I’ll be giving two public lectures in the Chicago area over the next two weeks:
Northwestern University McCormick School of Engineering
“Built Like Bridges: Iron, Steel, and the Importance of Wind Bracing to the 19th Century Skyscraper”
4:00 PM, Tuesday, 13 April. Cohen Lounge, Fourth Floor, Technological Institute (2145 Sheridan Road). Free
Association for Preservation Technology, Western Great Lakes Chapter
“Buildings Without Walls – Plate Glass and the Chicago Skyscraper of the mid 1890’s”
5:30 PM, Monday, 19 April. 18 S. Wabash. $10 for non-members, free for members. 1 CEU.
A massive fire in 1898 destroyed the loft building that stood on the site of the current Ayer/McClurg Building, killing seventeen workers. It was one of several fires that year that forced code changes and forced the City to look at escape, rather than ‘fireproof construction,’ as the primary method of life safety assurance. In particular, the fire pointed out the dangers of allowing escape through elevators (one elevator operator made several trips to the affected floors, but found himself fighting desperate workers trying to overcrowd the cab), and of external fire escapes, which proved useless as they were heated to red-hot by the intensity of the fire within.
The replacement building for client Frederick Ayer thus came under special scrutiny, but Holabird & Roche also broke new ground with its facade, which took the glass expanses of the mid-1890s curtain wall buildings and compressed them on to a flat elevation that was carefully articulated into vertical piers, horizontal spandrels, and vertical mullions. All of this was rendered in a cream-colored enameled terra cotta that highlighted the difference between light solid and dark void, and particular attention was paid to reducing the widths and depths of the cladding elements, leaving the elevation a tenuous grid that left the greatest possible area for glazing between its linear members. The building’s spandrels, in particular, were less than three feet high, leaving only 30″ of ‘wall’ on the interior.
These proportions reflected the lingering low prices of plate glass and the related refinement of enameled terra cotta as a cladding device. Holabird & Roche would continue experimenting with layers of cross-grained horizontal and vertical elements surrounding large windows throughout the early 1900s, but this formula worked only as long as glass was cheap and daylight was necessary.

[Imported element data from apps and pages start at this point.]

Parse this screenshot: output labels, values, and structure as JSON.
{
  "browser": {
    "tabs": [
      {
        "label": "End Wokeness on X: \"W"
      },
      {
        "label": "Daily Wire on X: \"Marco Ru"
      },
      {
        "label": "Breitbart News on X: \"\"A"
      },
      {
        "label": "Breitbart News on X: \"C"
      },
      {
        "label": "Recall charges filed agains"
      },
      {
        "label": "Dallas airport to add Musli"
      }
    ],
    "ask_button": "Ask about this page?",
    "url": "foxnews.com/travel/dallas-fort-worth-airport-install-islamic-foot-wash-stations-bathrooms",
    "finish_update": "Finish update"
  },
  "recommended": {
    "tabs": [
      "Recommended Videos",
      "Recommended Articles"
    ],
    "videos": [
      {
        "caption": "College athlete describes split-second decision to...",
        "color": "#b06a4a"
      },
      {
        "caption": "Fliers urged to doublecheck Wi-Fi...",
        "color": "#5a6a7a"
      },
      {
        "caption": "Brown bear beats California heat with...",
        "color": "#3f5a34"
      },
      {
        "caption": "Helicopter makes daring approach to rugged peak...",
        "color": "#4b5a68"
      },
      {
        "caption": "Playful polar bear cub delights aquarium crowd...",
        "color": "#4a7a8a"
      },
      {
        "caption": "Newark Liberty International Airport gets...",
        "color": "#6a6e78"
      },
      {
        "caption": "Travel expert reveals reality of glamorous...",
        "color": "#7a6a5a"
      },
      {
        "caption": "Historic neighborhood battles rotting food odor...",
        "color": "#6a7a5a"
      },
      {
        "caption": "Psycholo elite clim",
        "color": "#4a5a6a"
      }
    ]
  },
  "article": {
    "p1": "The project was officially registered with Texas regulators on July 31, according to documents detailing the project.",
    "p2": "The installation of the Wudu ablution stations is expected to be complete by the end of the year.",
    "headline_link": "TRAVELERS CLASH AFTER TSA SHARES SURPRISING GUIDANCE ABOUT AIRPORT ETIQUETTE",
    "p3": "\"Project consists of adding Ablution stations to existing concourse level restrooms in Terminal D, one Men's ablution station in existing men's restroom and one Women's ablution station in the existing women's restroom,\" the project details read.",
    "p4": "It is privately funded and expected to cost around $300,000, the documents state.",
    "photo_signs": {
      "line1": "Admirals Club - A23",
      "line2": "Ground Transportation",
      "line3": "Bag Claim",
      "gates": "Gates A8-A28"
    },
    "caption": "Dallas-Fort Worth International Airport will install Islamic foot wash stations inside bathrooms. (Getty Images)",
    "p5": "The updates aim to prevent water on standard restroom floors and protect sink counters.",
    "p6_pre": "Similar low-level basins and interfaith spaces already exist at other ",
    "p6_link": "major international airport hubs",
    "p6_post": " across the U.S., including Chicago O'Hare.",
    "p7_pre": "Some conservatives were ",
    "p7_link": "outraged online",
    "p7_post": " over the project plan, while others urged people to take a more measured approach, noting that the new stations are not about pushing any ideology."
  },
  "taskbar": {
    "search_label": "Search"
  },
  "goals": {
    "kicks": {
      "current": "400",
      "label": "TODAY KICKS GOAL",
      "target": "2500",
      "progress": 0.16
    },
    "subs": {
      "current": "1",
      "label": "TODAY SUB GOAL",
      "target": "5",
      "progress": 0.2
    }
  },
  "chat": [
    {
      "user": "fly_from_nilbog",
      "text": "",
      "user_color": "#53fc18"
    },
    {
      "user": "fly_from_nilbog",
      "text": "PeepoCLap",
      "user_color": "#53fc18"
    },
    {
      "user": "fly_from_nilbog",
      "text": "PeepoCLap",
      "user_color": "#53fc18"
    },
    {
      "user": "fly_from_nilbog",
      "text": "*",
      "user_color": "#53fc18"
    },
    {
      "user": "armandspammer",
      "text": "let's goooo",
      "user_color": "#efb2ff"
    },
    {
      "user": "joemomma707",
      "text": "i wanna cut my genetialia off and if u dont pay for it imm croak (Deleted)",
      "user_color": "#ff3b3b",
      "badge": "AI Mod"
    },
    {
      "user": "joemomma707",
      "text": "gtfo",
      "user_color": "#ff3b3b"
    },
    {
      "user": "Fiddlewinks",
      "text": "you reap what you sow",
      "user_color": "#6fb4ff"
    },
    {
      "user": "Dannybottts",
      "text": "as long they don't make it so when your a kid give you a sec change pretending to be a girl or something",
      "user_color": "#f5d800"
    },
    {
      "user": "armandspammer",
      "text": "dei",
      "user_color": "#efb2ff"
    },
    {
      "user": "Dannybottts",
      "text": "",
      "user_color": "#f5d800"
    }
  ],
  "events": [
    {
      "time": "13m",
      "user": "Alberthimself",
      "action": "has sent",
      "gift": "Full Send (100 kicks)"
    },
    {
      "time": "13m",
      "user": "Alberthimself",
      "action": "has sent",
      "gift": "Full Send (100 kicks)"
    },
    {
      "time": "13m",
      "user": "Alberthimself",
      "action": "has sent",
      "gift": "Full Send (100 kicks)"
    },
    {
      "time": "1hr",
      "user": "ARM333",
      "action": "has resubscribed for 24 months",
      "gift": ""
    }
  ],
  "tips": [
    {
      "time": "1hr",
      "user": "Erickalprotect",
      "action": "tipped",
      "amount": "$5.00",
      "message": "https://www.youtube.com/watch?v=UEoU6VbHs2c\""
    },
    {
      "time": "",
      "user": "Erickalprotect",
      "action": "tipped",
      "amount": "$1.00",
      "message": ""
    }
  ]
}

For a relatively cheap commercial structure, the Ayer has survived fairly well, though it lost its cornice in the 1950s and its facade has been carved up as tenants have installed insulated window glass. Its ground floor has been entirely gutted–the Exchequer now takes up half of the street level–but it’s in desperate need of a significant renovation. Probably next on the list of major Chicago skyscrapers to need one.